- _TASK DIRECTIONS_
Return every record below exactly as given.

= = = =

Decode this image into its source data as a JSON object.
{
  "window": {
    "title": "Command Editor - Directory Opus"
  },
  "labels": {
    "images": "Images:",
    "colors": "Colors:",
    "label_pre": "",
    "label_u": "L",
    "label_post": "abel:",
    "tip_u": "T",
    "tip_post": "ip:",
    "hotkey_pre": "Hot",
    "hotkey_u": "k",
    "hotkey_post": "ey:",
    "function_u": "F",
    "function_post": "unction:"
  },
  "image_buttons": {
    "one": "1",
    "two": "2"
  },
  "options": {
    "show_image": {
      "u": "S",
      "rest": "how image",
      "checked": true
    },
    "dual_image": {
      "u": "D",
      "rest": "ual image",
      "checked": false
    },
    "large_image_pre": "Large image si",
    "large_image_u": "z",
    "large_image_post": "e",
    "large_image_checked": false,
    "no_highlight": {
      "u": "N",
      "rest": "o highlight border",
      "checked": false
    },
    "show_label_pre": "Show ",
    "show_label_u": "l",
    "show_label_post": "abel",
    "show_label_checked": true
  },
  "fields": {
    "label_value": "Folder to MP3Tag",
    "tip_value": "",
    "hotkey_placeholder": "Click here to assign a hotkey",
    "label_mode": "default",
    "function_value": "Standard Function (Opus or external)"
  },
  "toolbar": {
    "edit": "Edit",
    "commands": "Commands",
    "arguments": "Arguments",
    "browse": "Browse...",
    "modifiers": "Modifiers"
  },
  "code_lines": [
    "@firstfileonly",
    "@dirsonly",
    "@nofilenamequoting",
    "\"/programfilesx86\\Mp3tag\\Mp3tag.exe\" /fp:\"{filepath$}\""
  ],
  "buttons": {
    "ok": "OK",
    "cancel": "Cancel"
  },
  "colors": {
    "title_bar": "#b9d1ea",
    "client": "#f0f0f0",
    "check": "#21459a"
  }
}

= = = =

- _EXERCISE RESULT_
Decode this image into its source data as a JSON object.
{
  "window": {
    "title": "Command Editor - Directory Opus"
  },
  "labels": {
    "images": "Images:",
    "colors": "Colors:",
    "label_pre": "",
    "label_u": "L",
    "label_post": "abel:",
    "tip_u": "T",
    "tip_post": "ip:",
    "hotkey_pre": "Hot",
    "hotkey_u": "k",
    "hotkey_post": "ey:",
    "function_u": "F",
    "function_post": "unction:"
  },
  "image_buttons": {
    "one": "1",
    "two": "2"
  },
  "options": {
    "show_image": {
      "u": "S",
      "rest": "how image",
      "checked": true
    },
    "dual_image": {
      "u": "D",
      "rest": "ual image",
      "checked": false
    },
    "large_image_pre": "Large image si",
    "large_image_u": "z",
    "large_image_post": "e",
    "large_image_checked": false,
    "no_highlight": {
      "u": "N",
      "rest": "o highlight border",
      "checked": false
    },
    "show_label_pre": "Show ",
    "show_label_u": "l",
    "show_label_post": "abel",
    "show_label_checked": true
  },
  "fields": {
    "label_value": "Folder to MP3Tag",
    "tip_value": "",
    "hotkey_placeholder": "Click here to assign a hotkey",
    "label_mode": "default",
    "function_value": "Standard Function (Opus or external)"
  },
  "toolbar": {
    "edit": "Edit",
    "commands": "Commands",
    "arguments": "Arguments",
    "browse": "Browse...",
    "modifiers": "Modifiers"
  },
  "code_lines": [
    "@firstfileonly",
    "@dirsonly",
    "@nofilenamequoting",
    "\"/programfilesx86\\Mp3tag\\Mp3tag.exe\" /fp:\"{filepath$}\""
  ],
  "buttons": {
    "ok": "OK",
    "cancel": "Cancel"
  },
  "colors": {
    "title_bar": "#b9d1ea",
    "client": "#f0f0f0",
    "check": "#21459a"
  }
}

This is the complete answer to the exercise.